As someone who was an early adopter of meditation, organic food, and yoga postures I didn’t know it was possible for a human being to do, I have an enduring interest in this field of writing and publishing. I use the word marketplace somewhat ironically, since the intention behind New Age spirituality seems so far from the impulse to sell anything, let alone oneself or one’s book. To avoid mistakes and set the right tone in this market, direct experience really matters.
For ten years, I was editor and then managing editor of a monthly magazine focused on esoteric spiritual traditions, both Eastern and Western.
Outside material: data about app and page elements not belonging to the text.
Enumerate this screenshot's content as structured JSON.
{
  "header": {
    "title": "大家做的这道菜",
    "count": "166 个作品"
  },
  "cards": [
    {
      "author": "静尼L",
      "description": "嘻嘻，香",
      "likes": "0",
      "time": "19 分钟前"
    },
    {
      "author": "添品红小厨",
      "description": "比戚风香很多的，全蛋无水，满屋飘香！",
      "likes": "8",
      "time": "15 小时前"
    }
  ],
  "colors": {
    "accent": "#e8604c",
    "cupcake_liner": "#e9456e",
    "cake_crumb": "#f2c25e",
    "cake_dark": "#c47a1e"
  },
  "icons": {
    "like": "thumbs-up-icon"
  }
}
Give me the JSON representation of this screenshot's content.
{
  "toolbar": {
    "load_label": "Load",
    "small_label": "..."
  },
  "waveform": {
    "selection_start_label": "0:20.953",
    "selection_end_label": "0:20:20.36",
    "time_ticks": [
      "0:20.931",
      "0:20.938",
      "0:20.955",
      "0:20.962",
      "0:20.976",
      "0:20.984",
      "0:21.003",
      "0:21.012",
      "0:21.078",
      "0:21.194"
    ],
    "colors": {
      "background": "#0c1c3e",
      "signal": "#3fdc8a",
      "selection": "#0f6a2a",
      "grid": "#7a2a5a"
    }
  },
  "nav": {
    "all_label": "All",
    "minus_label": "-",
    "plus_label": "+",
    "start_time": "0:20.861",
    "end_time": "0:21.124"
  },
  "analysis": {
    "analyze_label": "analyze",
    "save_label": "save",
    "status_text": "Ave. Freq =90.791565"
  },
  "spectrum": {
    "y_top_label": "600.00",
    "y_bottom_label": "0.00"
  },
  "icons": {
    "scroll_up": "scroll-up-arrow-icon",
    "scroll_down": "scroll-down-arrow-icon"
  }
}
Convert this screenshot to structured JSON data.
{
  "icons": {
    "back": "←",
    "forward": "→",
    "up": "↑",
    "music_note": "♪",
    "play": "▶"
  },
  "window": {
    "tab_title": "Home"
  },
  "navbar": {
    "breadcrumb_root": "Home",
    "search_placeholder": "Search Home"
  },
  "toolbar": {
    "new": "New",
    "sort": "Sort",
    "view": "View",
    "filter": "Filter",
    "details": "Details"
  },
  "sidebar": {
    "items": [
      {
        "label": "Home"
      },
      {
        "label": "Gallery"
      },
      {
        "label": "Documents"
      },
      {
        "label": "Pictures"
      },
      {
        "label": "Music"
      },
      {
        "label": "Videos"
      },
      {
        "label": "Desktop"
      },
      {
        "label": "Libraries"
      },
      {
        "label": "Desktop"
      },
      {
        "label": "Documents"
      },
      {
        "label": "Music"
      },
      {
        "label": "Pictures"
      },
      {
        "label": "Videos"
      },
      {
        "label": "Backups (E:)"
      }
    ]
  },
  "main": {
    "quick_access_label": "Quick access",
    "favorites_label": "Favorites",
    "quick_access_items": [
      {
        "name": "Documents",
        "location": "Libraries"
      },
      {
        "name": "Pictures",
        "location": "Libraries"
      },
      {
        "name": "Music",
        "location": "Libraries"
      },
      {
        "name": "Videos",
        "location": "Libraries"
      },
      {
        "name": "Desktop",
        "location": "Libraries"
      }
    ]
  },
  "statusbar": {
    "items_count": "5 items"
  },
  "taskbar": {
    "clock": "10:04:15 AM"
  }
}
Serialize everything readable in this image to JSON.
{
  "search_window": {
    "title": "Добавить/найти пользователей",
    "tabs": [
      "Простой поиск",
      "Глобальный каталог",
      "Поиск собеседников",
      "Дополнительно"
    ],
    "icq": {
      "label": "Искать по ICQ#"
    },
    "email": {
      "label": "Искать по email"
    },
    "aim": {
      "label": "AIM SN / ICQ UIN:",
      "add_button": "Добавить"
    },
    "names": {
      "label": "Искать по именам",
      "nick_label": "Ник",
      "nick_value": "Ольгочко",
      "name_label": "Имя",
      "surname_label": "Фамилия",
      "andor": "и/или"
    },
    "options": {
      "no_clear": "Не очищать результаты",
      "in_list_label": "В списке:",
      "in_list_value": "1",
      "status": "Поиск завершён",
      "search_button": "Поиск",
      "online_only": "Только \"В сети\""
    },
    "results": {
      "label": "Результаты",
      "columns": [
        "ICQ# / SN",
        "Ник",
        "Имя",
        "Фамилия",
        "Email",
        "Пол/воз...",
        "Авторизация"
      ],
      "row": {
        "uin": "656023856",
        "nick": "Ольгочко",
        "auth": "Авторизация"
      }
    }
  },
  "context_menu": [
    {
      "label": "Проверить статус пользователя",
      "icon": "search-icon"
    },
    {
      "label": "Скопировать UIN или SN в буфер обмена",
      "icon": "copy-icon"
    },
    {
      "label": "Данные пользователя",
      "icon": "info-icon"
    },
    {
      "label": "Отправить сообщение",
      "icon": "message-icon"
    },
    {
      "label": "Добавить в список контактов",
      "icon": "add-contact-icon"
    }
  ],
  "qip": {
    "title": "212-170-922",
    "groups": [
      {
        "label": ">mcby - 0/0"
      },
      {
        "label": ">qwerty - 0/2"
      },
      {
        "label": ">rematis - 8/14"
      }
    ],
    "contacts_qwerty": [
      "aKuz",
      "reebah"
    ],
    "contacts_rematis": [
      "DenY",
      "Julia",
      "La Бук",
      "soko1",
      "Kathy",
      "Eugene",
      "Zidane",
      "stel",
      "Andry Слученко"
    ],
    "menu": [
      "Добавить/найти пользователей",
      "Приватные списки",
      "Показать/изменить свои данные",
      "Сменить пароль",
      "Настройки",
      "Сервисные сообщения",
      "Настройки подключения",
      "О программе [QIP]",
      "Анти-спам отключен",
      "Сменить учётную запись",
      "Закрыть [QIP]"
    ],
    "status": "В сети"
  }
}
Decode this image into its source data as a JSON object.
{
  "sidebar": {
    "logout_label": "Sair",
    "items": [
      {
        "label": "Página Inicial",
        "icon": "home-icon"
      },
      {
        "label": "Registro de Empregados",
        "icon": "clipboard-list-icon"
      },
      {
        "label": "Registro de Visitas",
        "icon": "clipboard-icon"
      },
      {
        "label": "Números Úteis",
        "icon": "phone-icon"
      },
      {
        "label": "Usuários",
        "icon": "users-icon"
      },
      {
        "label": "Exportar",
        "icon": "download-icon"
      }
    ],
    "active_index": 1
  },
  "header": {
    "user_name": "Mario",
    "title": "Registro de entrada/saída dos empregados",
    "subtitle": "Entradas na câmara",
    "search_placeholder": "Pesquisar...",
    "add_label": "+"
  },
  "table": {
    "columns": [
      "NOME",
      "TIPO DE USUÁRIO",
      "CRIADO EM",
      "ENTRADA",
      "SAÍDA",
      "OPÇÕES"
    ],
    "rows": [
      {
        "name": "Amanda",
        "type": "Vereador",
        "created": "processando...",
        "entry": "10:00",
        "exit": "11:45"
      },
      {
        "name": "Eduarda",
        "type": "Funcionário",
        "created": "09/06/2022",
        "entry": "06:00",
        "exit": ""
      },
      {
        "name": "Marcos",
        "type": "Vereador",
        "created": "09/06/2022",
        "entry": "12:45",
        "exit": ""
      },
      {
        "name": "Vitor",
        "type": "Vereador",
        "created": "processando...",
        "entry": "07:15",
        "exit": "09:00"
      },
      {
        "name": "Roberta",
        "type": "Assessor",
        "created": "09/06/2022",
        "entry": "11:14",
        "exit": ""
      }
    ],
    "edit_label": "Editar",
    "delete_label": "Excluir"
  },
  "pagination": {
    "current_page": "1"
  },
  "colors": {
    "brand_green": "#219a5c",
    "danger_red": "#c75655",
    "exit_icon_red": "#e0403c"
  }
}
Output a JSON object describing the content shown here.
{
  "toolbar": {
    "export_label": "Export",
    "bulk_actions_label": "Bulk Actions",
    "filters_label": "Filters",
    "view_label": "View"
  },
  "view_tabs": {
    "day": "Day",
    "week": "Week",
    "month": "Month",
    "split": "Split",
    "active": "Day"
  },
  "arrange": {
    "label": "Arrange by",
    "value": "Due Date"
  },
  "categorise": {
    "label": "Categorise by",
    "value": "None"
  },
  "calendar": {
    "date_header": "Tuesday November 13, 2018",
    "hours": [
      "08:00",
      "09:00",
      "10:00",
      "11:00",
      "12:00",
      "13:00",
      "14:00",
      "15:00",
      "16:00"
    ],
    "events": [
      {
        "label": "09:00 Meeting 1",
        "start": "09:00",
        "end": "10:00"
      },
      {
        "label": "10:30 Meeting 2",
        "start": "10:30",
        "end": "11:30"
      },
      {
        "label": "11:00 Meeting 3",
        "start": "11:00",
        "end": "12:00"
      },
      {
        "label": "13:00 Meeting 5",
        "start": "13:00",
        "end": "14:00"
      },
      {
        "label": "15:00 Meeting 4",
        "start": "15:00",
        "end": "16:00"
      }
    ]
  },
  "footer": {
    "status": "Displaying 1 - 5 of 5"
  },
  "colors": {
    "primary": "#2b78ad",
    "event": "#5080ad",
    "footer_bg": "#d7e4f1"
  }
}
Around our small conference table, my colleagues and I would discuss the theme of each month’s issue—The Self, Beauty, The Realm of the Heart, Rumi, Good Company, Speaking the Truth, Selfless Service, and dozens of other great themes of spirituality. We grounded ourselves in all the nuances of these topics. That experience has served me well as an editor in this field, whether I’m editing a book about dreams or one on how to use the principles of Zen in project management. My own personal practice also helped me avoid some of the pitfalls of writing in this genre. For example, while it’s obvious that we create our own universe, a favorite New Age tenet, it’s also obvious that we don’t! How you handle a paradox like this is important, and affects the credibility of a work. There are other challenges. How do you write about secularized teachings and practices, once rooted firmly in religious traditions, in a way that preserves their vitality? When mindfulness becomes another a tool to increase productivity, what, if anything, is lost?
I welcome the penetration of New Age ideas and spirituality into the larger culture. As an editor who is familiar with the fields from which these teaching emerged, I’m deeply interested in how to present them with what the Buddhists call “skillful means.”